Get a behind-the-scenes look at creating Mostly Monsterly on the Seven Impossible Things Before Breakfast blog. And then go immediately to your bookstore or library and get you and your young one some Tammi Sauer reading!
Carolyn Leonard has sent out a Writers reminder for May 2010. Have a peek to see all the writing news, events and workshops going on. Thanks Carolyn for keeping us updated.
I talked to Una Belle Townsend at the Oklahoma Library Association meeting . If you haven’t met Una Belle, then you missed meeting a fantastic person as well as a great children’s book author. She gave me a business card with a new Oklahoma authors website for Childrens Authors and Illustrators.
First entry are great pictures from the Oklahoma Center for the Book Awards, I hope they don’t mind my sharing these here. There’s biographical information, upcoming events, works by the different authors, a one stop shopping for Oklahoma Children’s Authors.

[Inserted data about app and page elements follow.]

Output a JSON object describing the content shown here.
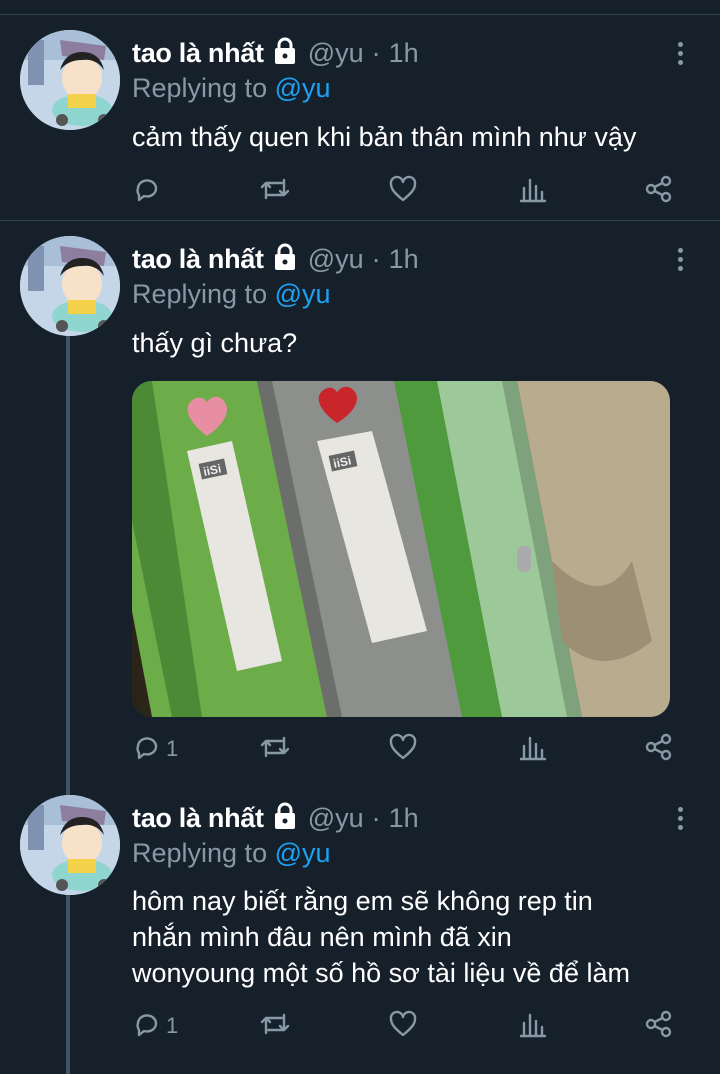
{
  "tweets": [
    {
      "display_name": "tao là nhất",
      "handle": "@yu",
      "separator": "·",
      "time": "1h",
      "replying_prefix": "Replying to",
      "replying_handle": "@yu",
      "text": "cảm thấy quen khi bản thân mình như vậy",
      "reply_count": "",
      "icons": [
        "reply-icon",
        "retweet-icon",
        "like-icon",
        "analytics-icon",
        "share-icon"
      ]
    },
    {
      "display_name": "tao là nhất",
      "handle": "@yu",
      "separator": "·",
      "time": "1h",
      "replying_prefix": "Replying to",
      "replying_handle": "@yu",
      "text": "thấy gì chưa?",
      "reply_count": "1",
      "media": {
        "description": "",
        "folder_label_1": "iiSi",
        "folder_label_2": "iiSi"
      }
    },
    {
      "display_name": "tao là nhất",
      "handle": "@yu",
      "separator": "·",
      "time": "1h",
      "replying_prefix": "Replying to",
      "replying_handle": "@yu",
      "text_lines": [
        "hôm nay biết rằng em sẽ không rep tin",
        "nhắn mình đâu nên mình đã xin",
        "wonyoung một số hồ sơ tài liệu về để làm"
      ],
      "reply_count": "1"
    }
  ],
  "colors": {
    "background": "#15202b",
    "secondary_text": "#8899a6",
    "link": "#1da1f2",
    "divider": "#38444d"
  }
}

Young Bill Young here. Sadie posted an interesting opinion on her Extremely Graphic blog about how you really shouldn’t buy books as gifts, because you really can’t make that pick for another person. Aside from pretty coffee table books and gift cards from bookstores (which I truly love), I completely agree with her when it comes to adults. But not when it comes to children.
I have a nephew and niece and I always give them books for their birthdays and for Christmas. I think children should be surrounded by books. Beyond the initial reading to the youngster, many of these books may never be picked up again. Many of these books may be re-discovered later in the child’s life. And, of course, many of the books may be discovered by visiting friends or by younger brothers and sisters. (I read my sister’s books all the time. She’s a decade older, so I was exposed to the likes of Alfred Hitchcock anthologies, Bullfinch’s Mythology, and Little Women at an early age. Heck, I even read her Archie and romance comic books, which explains why I am totally warped!)
Since I promised another book gift idea for children, here you have it: If My Dad Were a Dog by Annabel Tellis. It features great photo illustrations of a big, lovable Lab and sing-song text that will appeal to ears of all ages: “If my dad were a dog, just for a day,/I’d tell him to sit and I’d tell him to stay….I’d buy him a basket and small scoop to use/when we’ve been on our walks and he’s done daddy-doos.” No, this book will never become a children’s classic, but I’m looking forward to some laughs and camaraderie when I share it this season with my nephew.
So, what books are you getting for the young people in your life?